There was no greater deterrent against doing the wrong thing in the 1960s and ’70s (and maybe even before and after my school years) than the fear that all of one’s transgressions and rule-breaking might go down on one’s permanent record.
You’d best not cut a class, for if you get caught, it will go down on your permanent record!
If the hem of your skirt was too far above your kneecap, that would likely go down on your permanent record too.
Don’t smoke on campus, or shoplift, or put soap in the outdoor fountain, or make fun of a teacher, because these infractions can follow you for the rest of your life!
In the case of shoplifting, that might be true – that, after all, is against the law. It’s called “theft.”

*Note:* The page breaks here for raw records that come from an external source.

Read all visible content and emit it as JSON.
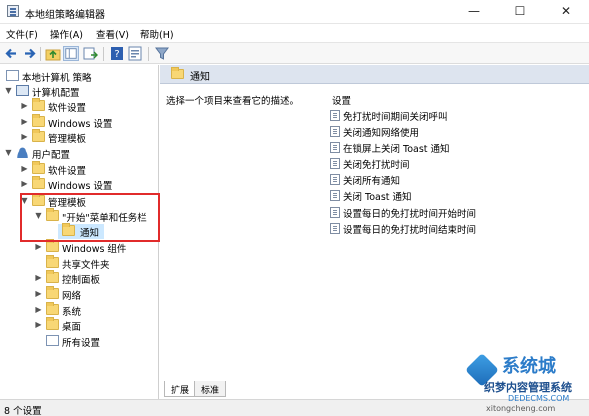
{
  "window": {
    "title": "本地组策略编辑器",
    "minimize_glyph": "—",
    "maximize_glyph": "☐",
    "close_glyph": "✕"
  },
  "menu": {
    "items": [
      "文件(F)",
      "操作(A)",
      "查看(V)",
      "帮助(H)"
    ]
  },
  "toolbar": {
    "icons": [
      "back-icon",
      "forward-icon",
      "up-folder-icon",
      "show-hide-tree-icon",
      "export-list-icon",
      "help-icon",
      "properties-icon",
      "filter-icon"
    ]
  },
  "tree": {
    "items": [
      {
        "label": "本地计算机 策略",
        "level": 0,
        "expanded": true,
        "icon": "policy-icon"
      },
      {
        "label": "计算机配置",
        "level": 1,
        "expanded": true,
        "icon": "computer-icon"
      },
      {
        "label": "软件设置",
        "level": 2,
        "expanded": false,
        "icon": "folder-icon"
      },
      {
        "label": "Windows 设置",
        "level": 2,
        "expanded": false,
        "icon": "folder-icon"
      },
      {
        "label": "管理模板",
        "level": 2,
        "expanded": false,
        "icon": "folder-icon"
      },
      {
        "label": "用户配置",
        "level": 1,
        "expanded": true,
        "icon": "user-icon"
      },
      {
        "label": "软件设置",
        "level": 2,
        "expanded": false,
        "icon": "folder-icon"
      },
      {
        "label": "Windows 设置",
        "level": 2,
        "expanded": false,
        "icon": "folder-icon"
      },
      {
        "label": "管理模板",
        "level": 2,
        "expanded": true,
        "icon": "folder-icon"
      },
      {
        "label": "\"开始\"菜单和任务栏",
        "level": 3,
        "expanded": true,
        "icon": "folder-icon"
      },
      {
        "label": "通知",
        "level": 4,
        "expanded": false,
        "icon": "folder-icon",
        "selected": true
      },
      {
        "label": "Windows 组件",
        "level": 3,
        "expanded": false,
        "icon": "folder-icon"
      },
      {
        "label": "共享文件夹",
        "level": 3,
        "expanded": false,
        "icon": "folder-icon"
      },
      {
        "label": "控制面板",
        "level": 3,
        "expanded": false,
        "icon": "folder-icon"
      },
      {
        "label": "网络",
        "level": 3,
        "expanded": false,
        "icon": "folder-icon"
      },
      {
        "label": "系统",
        "level": 3,
        "expanded": false,
        "icon": "folder-icon"
      },
      {
        "label": "桌面",
        "level": 3,
        "expanded": false,
        "icon": "folder-icon"
      },
      {
        "label": "所有设置",
        "level": 3,
        "expanded": false,
        "icon": "settings-icon"
      }
    ]
  },
  "right_pane": {
    "header": "通知",
    "description": "选择一个项目来查看它的描述。",
    "settings_header": "设置",
    "settings": [
      "免打扰时间期间关闭呼叫",
      "关闭通知网络使用",
      "在锁屏上关闭 Toast 通知",
      "关闭免打扰时间",
      "关闭所有通知",
      "关闭 Toast 通知",
      "设置每日的免打扰时间开始时间",
      "设置每日的免打扰时间结束时间"
    ]
  },
  "tabs": [
    "扩展",
    "标准"
  ],
  "status": {
    "text": "8 个设置"
  },
  "watermark": {
    "brand": "系统城",
    "cn": "织梦内容管理系统",
    "url": "DEDECMS.COM",
    "url2": "xitongcheng.com"
  },
  "colors": {
    "highlight_box": "#e12b2b",
    "selected_row": "#cce8ff",
    "header_bg": "#dde4ef"
  }
}
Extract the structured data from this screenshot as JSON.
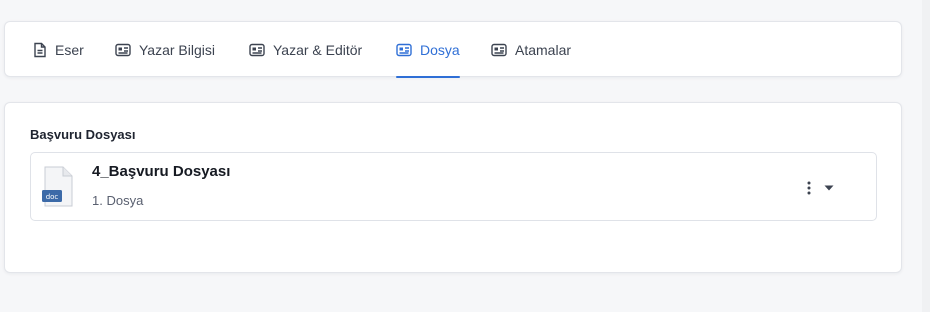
{
  "tabs": [
    {
      "label": "Eser",
      "icon": "document-icon",
      "active": false
    },
    {
      "label": "Yazar Bilgisi",
      "icon": "id-card-icon",
      "active": false
    },
    {
      "label": "Yazar & Editör",
      "icon": "id-card-icon",
      "active": false
    },
    {
      "label": "Dosya",
      "icon": "id-card-icon",
      "active": true
    },
    {
      "label": "Atamalar",
      "icon": "id-card-icon",
      "active": false
    }
  ],
  "section": {
    "title": "Başvuru Dosyası",
    "file": {
      "name": "4_Başvuru Dosyası",
      "subtitle": "1. Dosya",
      "icon_label": "doc",
      "icon": "doc-file-icon"
    }
  },
  "colors": {
    "accent": "#2f6fd6",
    "text": "#3c4350",
    "background": "#f6f7f9"
  }
}
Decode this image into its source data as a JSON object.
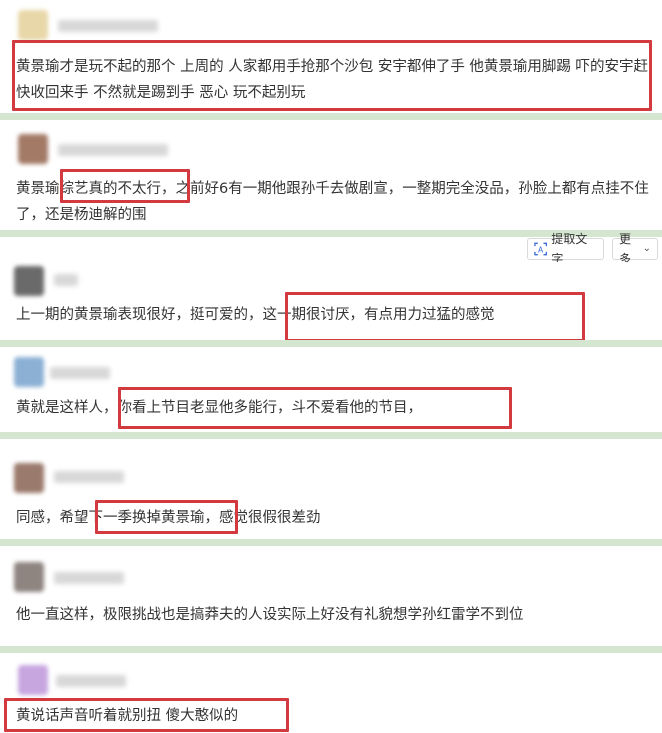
{
  "toolbar": {
    "extract_text_label": "提取文字",
    "more_label": "更多"
  },
  "comments": [
    {
      "text": "黄景瑜才是玩不起的那个 上周的 人家都用手抢那个沙包 安宇都伸了手 他黄景瑜用脚踢 吓的安宇赶快收回来手 不然就是踢到手 恶心 玩不起别玩"
    },
    {
      "text": "黄景瑜综艺真的不太行，之前好6有一期他跟孙千去做剧宣，一整期完全没品，孙脸上都有点挂不住了，还是杨迪解的围"
    },
    {
      "text": "上一期的黄景瑜表现很好，挺可爱的，这一期很讨厌，有点用力过猛的感觉"
    },
    {
      "text": "黄就是这样人，你看上节目老显他多能行，斗不爱看他的节目，"
    },
    {
      "text": "同感，希望下一季换掉黄景瑜，感觉很假很差劲"
    },
    {
      "text": "他一直这样，极限挑战也是搞莽夫的人设实际上好没有礼貌想学孙红雷学不到位"
    },
    {
      "text": "黄说话声音听着就别扭 傻大憨似的"
    }
  ],
  "colors": {
    "highlight": "#d23a3f",
    "separator": "#d4e6d0",
    "text": "#333333"
  }
}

The threat was, in my recollection, mostly school-related. And it did seem that our report card grades followed us from one year to the next. Colleges expect high school transcripts, so there’s that.
But somehow it seemed to spill over into life in general. I wonder if that’s still the case.
I know for a fact that one’s driving record is kept on record for a long time and the insurance company knows about it! They must have a network of tracking systems to know that one driver on the family policy has a lead foot.
(It’s not me. I have gotten only one speeding ticket in my life and that was in 1985, when I arrived in Atlanta an hour before my parents, who had pulled out of the driveway at the same time I did.)
What about medical records? Recently I found an old folder from a doctor visit when I was a new patient in 2012. On their paper form, of which I have a copy, I had answered such questions as what prescriptions and vitamins I was taking, how long since my last mammogram and what health problems my siblings had.
But where are those records now? That practice closed several years ago and the doctor retired! What happened to my records? Obviously, they are not permanent.
The idea of a “permanent record” has been around since my older brother was in high school. I’m fairly certain I first heard about this enigmatic behavior modification tool from him. It scared me to the point that I became Miss Goody Two Shoes.
Seriously. I was mortified when, in 5th grade, I was made to leave the music room because my teacher thought I was still laughing after she told Betsy Funderburk and and me to stop. I did stop! I was only smiling at that point.
Is that infraction still on my permanent record?
When I asked my husband what he had heard about “your permanent record,” he exclaimed, “That’s the black marks – you don’t want black marks against you on your permanent record!”
Where is it kept? Is it in a beige file cabinet in the Pentagon? Or in the musty basement of a nondescript building somewhere in Kansas?
Perhaps on the internet?
That thought raises some fodder for healthy debate: How much of what we have shared with the worldwide web of humanity still lingers on the internet? How far does it go back? Have you googled yourself lately?
I might have to do some searching. And if I find any incriminating evidence that I helped put soap in the high school fountain, I will deny it – unless there are photos of the cool bubbles we made.